Guest Author - Marisa Seale
Sibling abuse can be defined as one child abusing another child in the same family or siblings abusing together. In other words a brother can be abusing his brother or sister; a sister can be abusing her brother or sister; a sister her sister or a brother his brother. This applies to step sisters and brothers too.
The abuse can be physical, emotional or verbal and even combinations of them at different times over the time of abuse occur. Normal disputes over toys, parents, friends and territory must not be confused with abuse which is malicious and deliberate infliction of physical or emotional pain on a sibling.
Normal disputes of hitting, pinching, biting and name calling are normal at different developmental stages in a child’s life. Children see this behaviour at school, playgrounds and on television and copy it. It is when it negatively affects one child’s life so much that they do not want to be left alone with their sibling or live in fear of them all the time, that there is a problem which must be addressed.

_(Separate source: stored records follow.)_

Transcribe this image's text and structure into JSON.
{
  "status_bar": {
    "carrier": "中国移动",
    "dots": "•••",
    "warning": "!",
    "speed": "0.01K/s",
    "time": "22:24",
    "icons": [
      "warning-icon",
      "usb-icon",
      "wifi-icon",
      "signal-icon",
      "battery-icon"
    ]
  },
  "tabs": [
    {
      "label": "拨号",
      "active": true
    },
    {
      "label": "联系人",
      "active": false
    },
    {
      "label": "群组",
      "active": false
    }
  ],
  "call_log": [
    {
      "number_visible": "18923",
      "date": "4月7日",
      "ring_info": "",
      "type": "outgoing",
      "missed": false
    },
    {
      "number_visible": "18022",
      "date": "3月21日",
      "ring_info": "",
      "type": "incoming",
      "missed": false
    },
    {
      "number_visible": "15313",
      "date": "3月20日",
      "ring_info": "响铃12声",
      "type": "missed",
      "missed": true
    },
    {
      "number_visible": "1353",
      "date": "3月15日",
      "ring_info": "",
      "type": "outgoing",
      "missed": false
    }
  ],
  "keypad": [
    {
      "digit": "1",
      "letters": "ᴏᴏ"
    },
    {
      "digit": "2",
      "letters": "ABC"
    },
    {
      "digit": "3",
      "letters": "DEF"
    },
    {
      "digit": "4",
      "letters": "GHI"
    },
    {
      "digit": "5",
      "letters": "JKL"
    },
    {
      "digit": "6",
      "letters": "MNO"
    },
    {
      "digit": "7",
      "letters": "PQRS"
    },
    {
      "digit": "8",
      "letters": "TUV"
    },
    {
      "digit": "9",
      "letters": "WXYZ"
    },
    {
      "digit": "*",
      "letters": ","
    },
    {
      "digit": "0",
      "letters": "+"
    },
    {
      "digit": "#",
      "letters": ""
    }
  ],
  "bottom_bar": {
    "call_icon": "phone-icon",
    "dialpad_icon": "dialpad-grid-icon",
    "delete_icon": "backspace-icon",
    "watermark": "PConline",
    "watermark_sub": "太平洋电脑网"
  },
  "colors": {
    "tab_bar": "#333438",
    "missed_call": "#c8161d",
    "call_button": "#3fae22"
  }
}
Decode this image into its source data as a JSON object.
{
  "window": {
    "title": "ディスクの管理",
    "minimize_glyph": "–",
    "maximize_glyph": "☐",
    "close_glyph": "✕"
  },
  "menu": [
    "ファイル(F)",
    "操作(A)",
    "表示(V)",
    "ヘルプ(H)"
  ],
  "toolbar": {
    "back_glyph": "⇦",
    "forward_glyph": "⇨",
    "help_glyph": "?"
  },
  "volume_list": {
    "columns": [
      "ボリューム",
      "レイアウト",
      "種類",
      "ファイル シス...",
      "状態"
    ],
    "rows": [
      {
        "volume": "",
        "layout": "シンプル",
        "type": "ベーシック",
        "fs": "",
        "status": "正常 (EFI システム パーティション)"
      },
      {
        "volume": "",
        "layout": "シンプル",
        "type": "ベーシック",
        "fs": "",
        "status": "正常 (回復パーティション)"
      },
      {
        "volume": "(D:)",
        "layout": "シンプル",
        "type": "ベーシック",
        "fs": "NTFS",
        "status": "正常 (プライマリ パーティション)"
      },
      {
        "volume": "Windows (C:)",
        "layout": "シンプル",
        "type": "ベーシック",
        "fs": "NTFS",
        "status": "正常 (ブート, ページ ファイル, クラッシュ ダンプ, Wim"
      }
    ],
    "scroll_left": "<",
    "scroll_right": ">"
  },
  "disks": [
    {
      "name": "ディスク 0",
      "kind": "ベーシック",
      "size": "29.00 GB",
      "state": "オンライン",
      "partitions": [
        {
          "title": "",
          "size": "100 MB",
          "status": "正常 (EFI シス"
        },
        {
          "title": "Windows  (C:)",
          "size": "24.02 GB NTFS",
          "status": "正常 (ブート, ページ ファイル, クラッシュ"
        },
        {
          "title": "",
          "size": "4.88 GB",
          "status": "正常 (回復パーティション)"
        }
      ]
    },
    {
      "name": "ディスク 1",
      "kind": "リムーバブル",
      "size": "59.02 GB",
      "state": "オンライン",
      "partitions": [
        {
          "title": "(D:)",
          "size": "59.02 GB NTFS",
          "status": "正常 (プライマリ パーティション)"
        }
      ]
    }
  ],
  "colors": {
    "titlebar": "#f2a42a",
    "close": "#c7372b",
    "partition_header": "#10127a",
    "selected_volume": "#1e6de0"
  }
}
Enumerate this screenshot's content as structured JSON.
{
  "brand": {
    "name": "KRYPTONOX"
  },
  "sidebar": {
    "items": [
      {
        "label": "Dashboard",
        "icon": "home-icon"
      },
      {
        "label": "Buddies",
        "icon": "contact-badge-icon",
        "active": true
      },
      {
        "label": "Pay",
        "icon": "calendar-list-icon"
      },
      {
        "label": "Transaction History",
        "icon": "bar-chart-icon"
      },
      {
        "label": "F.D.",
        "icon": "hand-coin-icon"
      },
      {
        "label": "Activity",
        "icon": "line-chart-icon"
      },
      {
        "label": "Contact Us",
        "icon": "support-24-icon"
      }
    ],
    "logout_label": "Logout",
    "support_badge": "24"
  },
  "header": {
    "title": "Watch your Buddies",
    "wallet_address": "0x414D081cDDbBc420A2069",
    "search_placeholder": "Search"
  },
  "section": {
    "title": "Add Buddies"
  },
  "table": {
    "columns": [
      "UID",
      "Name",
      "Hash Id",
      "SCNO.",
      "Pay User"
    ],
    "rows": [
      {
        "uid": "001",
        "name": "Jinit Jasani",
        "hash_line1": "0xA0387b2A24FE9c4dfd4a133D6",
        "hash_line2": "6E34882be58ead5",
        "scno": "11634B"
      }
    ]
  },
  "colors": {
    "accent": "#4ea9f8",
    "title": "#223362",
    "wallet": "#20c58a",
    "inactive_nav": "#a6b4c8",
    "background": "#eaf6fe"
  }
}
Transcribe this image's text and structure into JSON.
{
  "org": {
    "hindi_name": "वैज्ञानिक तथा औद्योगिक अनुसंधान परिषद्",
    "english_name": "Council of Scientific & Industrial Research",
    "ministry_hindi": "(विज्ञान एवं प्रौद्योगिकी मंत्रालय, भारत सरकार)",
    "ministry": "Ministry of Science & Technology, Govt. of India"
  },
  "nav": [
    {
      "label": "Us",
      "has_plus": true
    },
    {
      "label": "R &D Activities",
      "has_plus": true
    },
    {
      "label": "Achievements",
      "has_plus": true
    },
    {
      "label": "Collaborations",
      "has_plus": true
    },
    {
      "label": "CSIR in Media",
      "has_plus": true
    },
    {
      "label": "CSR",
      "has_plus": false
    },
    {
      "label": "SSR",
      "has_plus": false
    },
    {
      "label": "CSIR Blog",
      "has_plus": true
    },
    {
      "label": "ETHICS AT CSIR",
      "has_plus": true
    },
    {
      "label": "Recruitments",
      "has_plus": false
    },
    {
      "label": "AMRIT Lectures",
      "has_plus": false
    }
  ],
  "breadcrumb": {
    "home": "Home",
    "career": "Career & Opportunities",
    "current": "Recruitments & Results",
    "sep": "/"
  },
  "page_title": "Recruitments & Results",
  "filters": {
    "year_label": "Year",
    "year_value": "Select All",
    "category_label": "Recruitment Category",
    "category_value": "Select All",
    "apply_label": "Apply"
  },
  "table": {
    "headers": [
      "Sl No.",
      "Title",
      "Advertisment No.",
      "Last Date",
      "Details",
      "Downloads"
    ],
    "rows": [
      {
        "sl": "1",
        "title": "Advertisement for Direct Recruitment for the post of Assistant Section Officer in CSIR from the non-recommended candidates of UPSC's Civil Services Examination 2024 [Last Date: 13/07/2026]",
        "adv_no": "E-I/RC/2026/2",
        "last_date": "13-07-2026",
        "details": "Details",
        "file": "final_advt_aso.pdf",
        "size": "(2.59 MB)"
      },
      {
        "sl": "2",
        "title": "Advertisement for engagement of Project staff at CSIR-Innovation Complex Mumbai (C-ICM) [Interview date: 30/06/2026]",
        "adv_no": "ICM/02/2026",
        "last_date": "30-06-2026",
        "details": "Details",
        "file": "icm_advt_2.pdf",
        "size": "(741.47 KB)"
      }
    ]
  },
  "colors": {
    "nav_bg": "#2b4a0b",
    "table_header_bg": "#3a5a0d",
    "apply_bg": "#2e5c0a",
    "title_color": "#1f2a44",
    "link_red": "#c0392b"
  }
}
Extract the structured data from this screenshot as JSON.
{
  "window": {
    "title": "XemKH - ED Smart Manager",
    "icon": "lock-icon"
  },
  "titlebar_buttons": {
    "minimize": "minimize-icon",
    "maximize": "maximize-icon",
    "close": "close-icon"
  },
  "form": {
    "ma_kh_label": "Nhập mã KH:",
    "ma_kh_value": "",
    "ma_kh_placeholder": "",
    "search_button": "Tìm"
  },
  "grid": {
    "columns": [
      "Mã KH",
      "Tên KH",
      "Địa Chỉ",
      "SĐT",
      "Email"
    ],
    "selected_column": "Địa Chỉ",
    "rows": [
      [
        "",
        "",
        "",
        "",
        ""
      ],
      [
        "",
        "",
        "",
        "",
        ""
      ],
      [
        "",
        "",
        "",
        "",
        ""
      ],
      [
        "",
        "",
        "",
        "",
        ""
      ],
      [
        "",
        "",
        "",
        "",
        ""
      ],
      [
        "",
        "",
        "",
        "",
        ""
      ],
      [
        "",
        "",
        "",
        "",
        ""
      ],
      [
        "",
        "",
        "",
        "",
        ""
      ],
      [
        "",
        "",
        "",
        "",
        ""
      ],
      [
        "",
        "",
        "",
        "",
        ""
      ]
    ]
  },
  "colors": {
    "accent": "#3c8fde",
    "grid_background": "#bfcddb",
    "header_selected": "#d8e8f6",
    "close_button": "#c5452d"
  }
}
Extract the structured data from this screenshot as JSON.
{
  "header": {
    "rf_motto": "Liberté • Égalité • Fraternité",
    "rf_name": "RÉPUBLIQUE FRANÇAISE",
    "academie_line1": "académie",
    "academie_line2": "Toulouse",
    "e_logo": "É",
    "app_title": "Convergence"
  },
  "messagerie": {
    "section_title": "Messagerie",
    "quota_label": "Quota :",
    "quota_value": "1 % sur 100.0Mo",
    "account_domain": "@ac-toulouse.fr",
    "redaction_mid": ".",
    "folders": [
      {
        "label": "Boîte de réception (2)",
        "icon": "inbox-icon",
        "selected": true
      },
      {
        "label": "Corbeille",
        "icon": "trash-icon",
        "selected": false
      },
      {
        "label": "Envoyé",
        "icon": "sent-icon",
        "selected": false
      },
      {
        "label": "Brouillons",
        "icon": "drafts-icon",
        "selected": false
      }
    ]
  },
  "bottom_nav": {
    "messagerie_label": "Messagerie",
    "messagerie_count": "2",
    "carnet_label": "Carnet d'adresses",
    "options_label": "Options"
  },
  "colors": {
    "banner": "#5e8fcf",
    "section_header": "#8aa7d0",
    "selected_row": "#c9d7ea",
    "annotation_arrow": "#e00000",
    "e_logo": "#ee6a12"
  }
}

If the behaviour is repetitive and intensifying, it needs to be addressed by the parents. The abusing child has to be suitably punished so as to learn there are consequences to his/her actions. Professional help must be sought as to ascertain the punishment or the parents can do more harm. For instance a child beating up on his little brother, who is then in turn given severe beatings every time he does this; only serves to reinforce his own belief in violence being the way forward and this form of punishment by the parents will make the situation worse.
Each situation is different and needs to have its own manner of coming to a solution. In some cases where sibling rivalry has perhaps crossed the lines of normal interaction and abuse; the parents can address the children together so that there can be no miscommunication as to what was said between all of them; in other cases addressing the children together may cause too much distress to the one that has been abused.
In extreme cases of abuse it may even be necessary to separate the children until the abusing child has undergone all therapy needed. Some parents ensure their children are never left alone together, again this depends on the person supervising or the abuse can still continue. I have heard of parents that even send their abusing child to live with the other parent because they do not know how to handle the situation, especially if all help has been obtained and the abusing child simply does not stop.
Sibling abuse can rip families apart as you can see, therefore must be addressed immediately once danger signs are there.